# Not compact embedding

• Nov 20th 2011, 01:44 AM
AlexanderW
Not compact embedding
Hi,

how to prove, that for $\displaystyle n=1$ and $\displaystyle \Omega:=(0,1)$ the embedding $\displaystyle C^0(\overline{\Omega}) \to L^2(\Omega)$ is not compact?

I've got a hint, to use the sequence $\displaystyle f_k(x)=\sin(\pi k x)$ with $\displaystyle k \in \mathbb N$. So, I should prove, that the space is not sequentially compact.

Please can you help me?

Bye,
Alexander
• Nov 20th 2011, 04:03 AM
girdav
Re: Not compact embedding
The sequence $\displaystyle \{f_k\}$ is weakly convergent in $\displaystyle C^0(\overline{\Omega})$ but it's not strongly convergent in $\displaystyle L^2(\Omega)$.
• Nov 20th 2011, 02:13 PM
Jose27
Re: Not compact embedding
An argument without weak topologies would be: $\displaystyle \| f_k\| _{C^0} = 1$, but $\displaystyle \| f_k\|_{L^2} = 2\pi$ (I think, haven't checked this is the correct value, the fact is that this norm is constant) and $\displaystyle f_k$ is orthogonal in $\displaystyle L^2$.
• Nov 21st 2011, 02:32 AM
AlexanderW
Re: Not compact embedding
Hi,
thank you for your hints. By definition, a sequence $\displaystyle \{x_k\}$ in a banach space $\displaystyle X$ is weakly convergent to an element $\displaystyle x\in X$ , if $\displaystyle f(x_k) \to f(x)$ for every $\displaystyle f \in X^*$, where $\displaystyle X^*$ denotes the dual space of $\displaystyle X$.

The dual space of $\displaystyle C^0([0,1])$ is the space of all linear functions $\displaystyle C^0([0,1]) \to \mathbb R$. So I have to prove that there exists a $\displaystyle f$, with $\displaystyle g(f_k)= g(\sin (\pi k))\rightarrow g(f)$ for all $\displaystyle g:C^0([0,1]) \to \mathbb R$ ?
($\displaystyle f_k(x)=\sin(\pi k x)$)
How to find this $\displaystyle f$?

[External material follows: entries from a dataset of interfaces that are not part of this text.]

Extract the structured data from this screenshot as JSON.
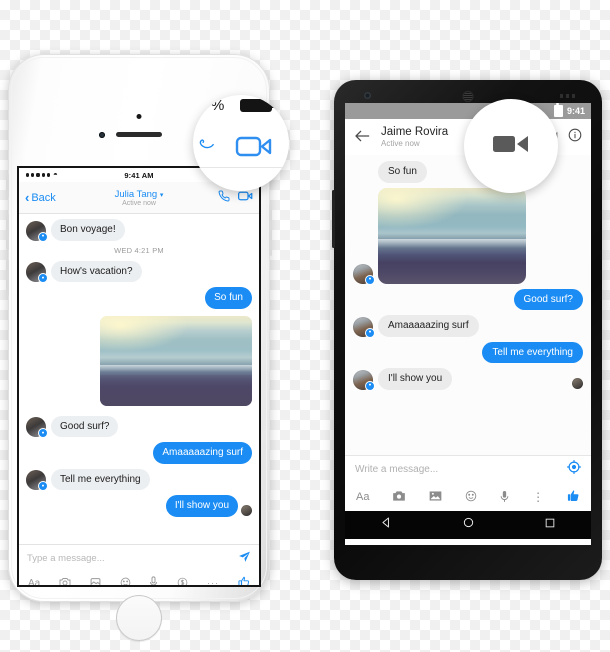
{
  "scene": {
    "title": "Facebook Messenger video call feature on iPhone and Android",
    "background": "checkerboard-transparency"
  },
  "colors": {
    "messenger_blue": "#1b8cf3",
    "incoming_bubble": "#eceff1",
    "android_status_bar": "#9a9a9a",
    "android_nav_bar": "#050505",
    "progress_blue": "#1565d8"
  },
  "iphone": {
    "device": "iPhone",
    "status_bar": {
      "carrier_dots": 5,
      "wifi_icon": "wifi-icon",
      "time": "9:41 AM",
      "battery_icon": "battery-icon"
    },
    "nav": {
      "back_label": "Back",
      "back_icon": "chevron-left-icon",
      "contact_name": "Julia Tang",
      "caret": "▾",
      "presence": "Active now",
      "phone_icon": "phone-icon",
      "video_icon": "video-camera-icon"
    },
    "messages": [
      {
        "id": 1,
        "dir": "in",
        "text": "Bon voyage!"
      },
      {
        "id": 2,
        "type": "timestamp",
        "text": "WED 4:21 PM"
      },
      {
        "id": 3,
        "dir": "in",
        "text": "How's vacation?"
      },
      {
        "id": 4,
        "dir": "out",
        "text": "So fun"
      },
      {
        "id": 5,
        "dir": "out",
        "type": "photo",
        "alt": "beach-photo"
      },
      {
        "id": 6,
        "dir": "in",
        "text": "Good surf?"
      },
      {
        "id": 7,
        "dir": "out",
        "text": "Amaaaaazing surf"
      },
      {
        "id": 8,
        "dir": "in",
        "text": "Tell me everything"
      },
      {
        "id": 9,
        "dir": "out",
        "text": "I'll show you"
      }
    ],
    "compose": {
      "placeholder": "Type a message...",
      "value": "",
      "send_icon": "send-paper-plane-icon"
    },
    "toolbar": [
      {
        "name": "text-format-icon",
        "glyph": "Aa"
      },
      {
        "name": "camera-icon",
        "glyph": "◎"
      },
      {
        "name": "photo-gallery-icon",
        "glyph": "❑"
      },
      {
        "name": "emoji-icon",
        "glyph": "☺"
      },
      {
        "name": "microphone-icon",
        "glyph": "☳"
      },
      {
        "name": "payment-dollar-icon",
        "glyph": "$"
      },
      {
        "name": "more-options-icon",
        "glyph": "···"
      },
      {
        "name": "thumbs-up-icon",
        "glyph": "👍"
      }
    ]
  },
  "android": {
    "device": "Android",
    "status_bar": {
      "time": "9:41",
      "battery_icon": "battery-icon"
    },
    "appbar": {
      "back_icon": "arrow-left-icon",
      "contact_name": "Jaime Rovira",
      "presence": "Active now",
      "video_icon": "video-camera-icon",
      "info_icon": "info-circle-icon"
    },
    "messages": [
      {
        "id": 1,
        "dir": "in",
        "text": "So fun"
      },
      {
        "id": 2,
        "dir": "in",
        "type": "photo",
        "alt": "beach-photo"
      },
      {
        "id": 3,
        "dir": "out",
        "text": "Good surf?"
      },
      {
        "id": 4,
        "dir": "in",
        "text": "Amaaaaazing surf"
      },
      {
        "id": 5,
        "dir": "out",
        "text": "Tell me everything"
      },
      {
        "id": 6,
        "dir": "in",
        "text": "I'll show you"
      }
    ],
    "compose": {
      "placeholder": "Write a message...",
      "value": "",
      "location_icon": "location-target-icon"
    },
    "toolbar": [
      {
        "name": "text-format-icon",
        "glyph": "Aa"
      },
      {
        "name": "camera-icon",
        "glyph": "◎"
      },
      {
        "name": "photo-gallery-icon",
        "glyph": "❑"
      },
      {
        "name": "emoji-icon",
        "glyph": "☺"
      },
      {
        "name": "microphone-icon",
        "glyph": "☳"
      },
      {
        "name": "overflow-menu-icon",
        "glyph": "⋮"
      },
      {
        "name": "thumbs-up-icon",
        "glyph": "👍"
      }
    ],
    "nav_bar": [
      {
        "name": "nav-back-icon",
        "glyph": "◁"
      },
      {
        "name": "nav-home-icon",
        "glyph": "○"
      },
      {
        "name": "nav-recents-icon",
        "glyph": "□"
      }
    ]
  },
  "magnifiers": {
    "ios": {
      "label": "ios-video-call-magnifier",
      "battery_percent_fragment": "%",
      "icon": "video-camera-icon-outline"
    },
    "android": {
      "label": "android-video-call-magnifier",
      "icon": "video-camera-icon-solid"
    }
  }
}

Now to the other statement:
Do I have to prove that there is no $\displaystyle \widetilde{f}$ with $\displaystyle \left \| \sin(\pi k) - \widetilde{f}\right \|_2 \to 0$ ?

Bye,
Alexander
• Nov 21st 2011, 12:59 PM
girdav
Re: Not compact embedding
You can show that $\displaystyle \{f_k\}$ converges weakly to $\displaystyle 0$. Then use the characterization of the dual space of $\displaystyle C^0(\overline{\Omega})$.